“I've been shot!” he screamed as blood dripped from his face. “I've been shot!''
The woman said she got out of her car and asked the drivers directly ahead of her to call 911. She also urged Dike to return to his car and sit down while he waited for an ambulance.
The driver of a vehicle directly behind Dike left before police arrived.
Dike told police that the would-be carjacker demanded the car as he pointed a small, semiautomatic gray handgun.
Police had not announced an arrest late Wednesday.
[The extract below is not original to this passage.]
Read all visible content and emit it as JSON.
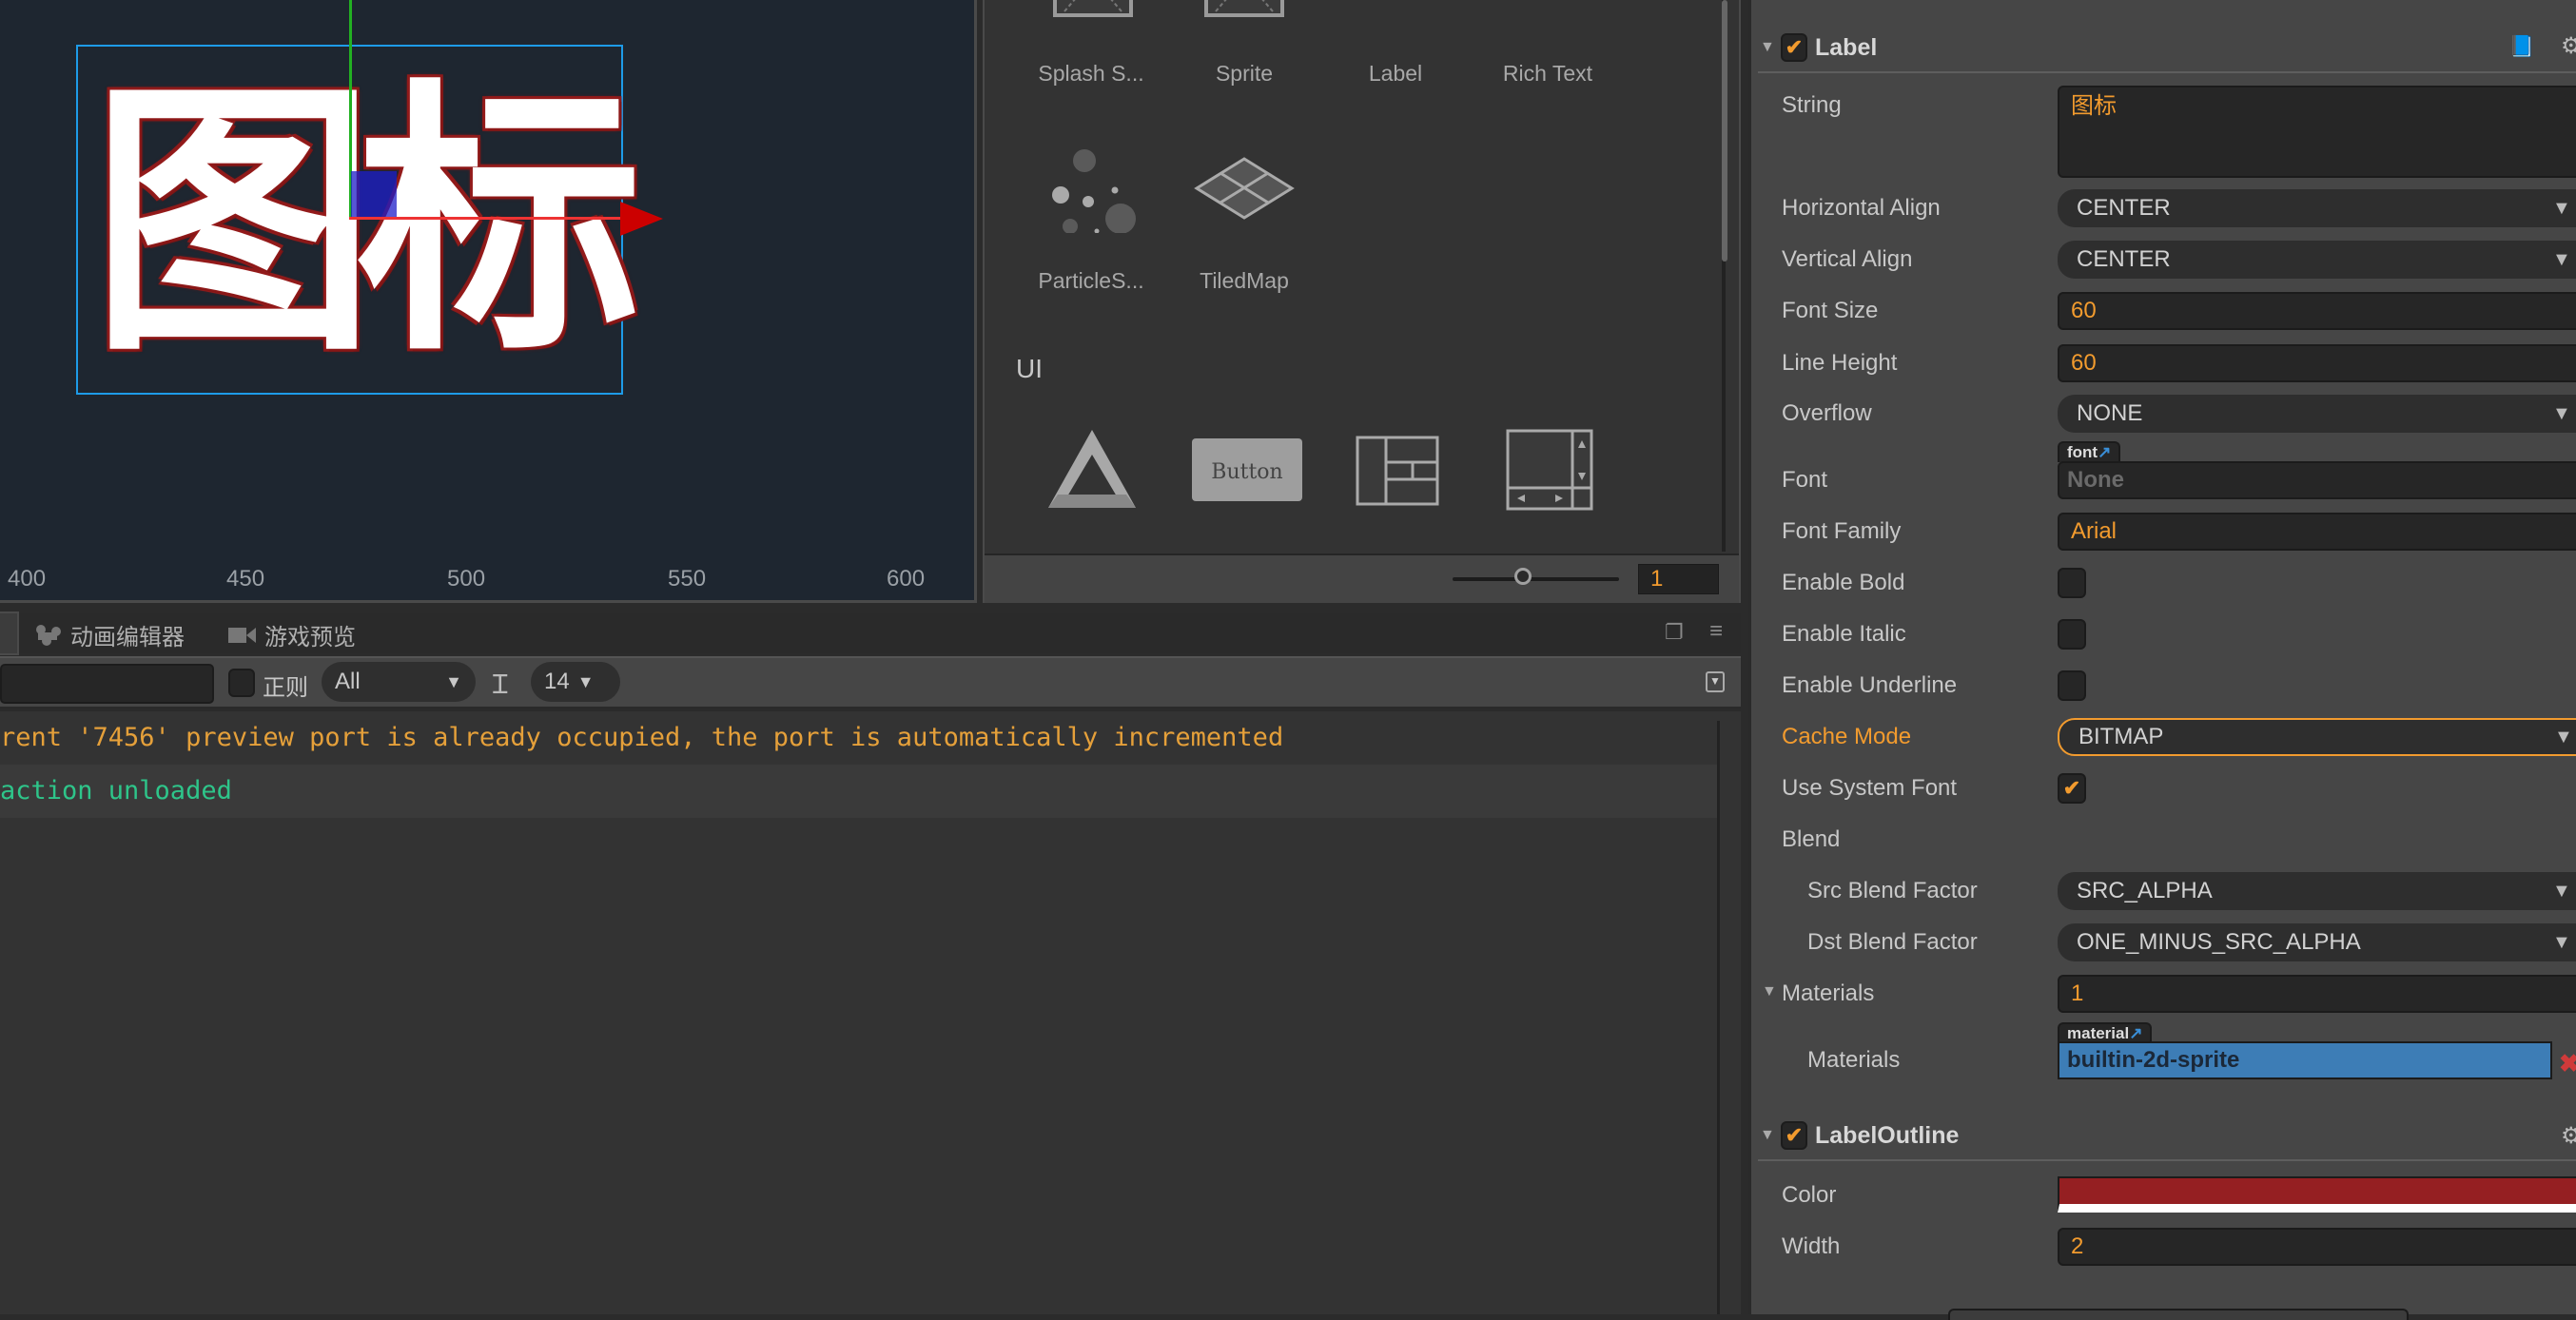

Dike was taken to the Nebraska Medical Center. His injuries did not appear to be life-threatening, police said. A hospital representative said Dike or a relative asked that no information be released about his condition.
Dike is a 2009 graduate of Norfolk High School. A relative did not return a call seeking an interview. One of his Omaha roommates, Michael Roby, 20, said Dike keeps to himself.
“I don't think he had any enemies,” Roby said, “It's scary, actually.”
People should be aware of their surroundings everywhere they go, including a drive-thru lane, police said.
In some cases it can be a good idea not to challenge someone who is robbing or assaulting you, police said. The best you can do is to get a good description.
In others, though, “it may be better to flee or fight,” said Lt. Darci Tierney, a police spokeswoman. She suggested thinking about possible situations and having a plan of action.
“Sometimes,” Tierney said, “you've got to trust your instincts.”
Fast food restaurant employees are often targets of robberies, but customers and others have also been victims. Two teenagers were shot in the parking lot of a Burger King at 30th Street and Ames Avenue in 2006. One died.
And another 21-year-old UNO student, Brittany Williams, was shot dead as she waited in the drive-thru at a fast food restaurant at 30th Street and Craig Avenue in 2008.
World-Herald staff writer Bob Glissmann contributed to this report.
Contact the writer: 402-444-3106, email@example.com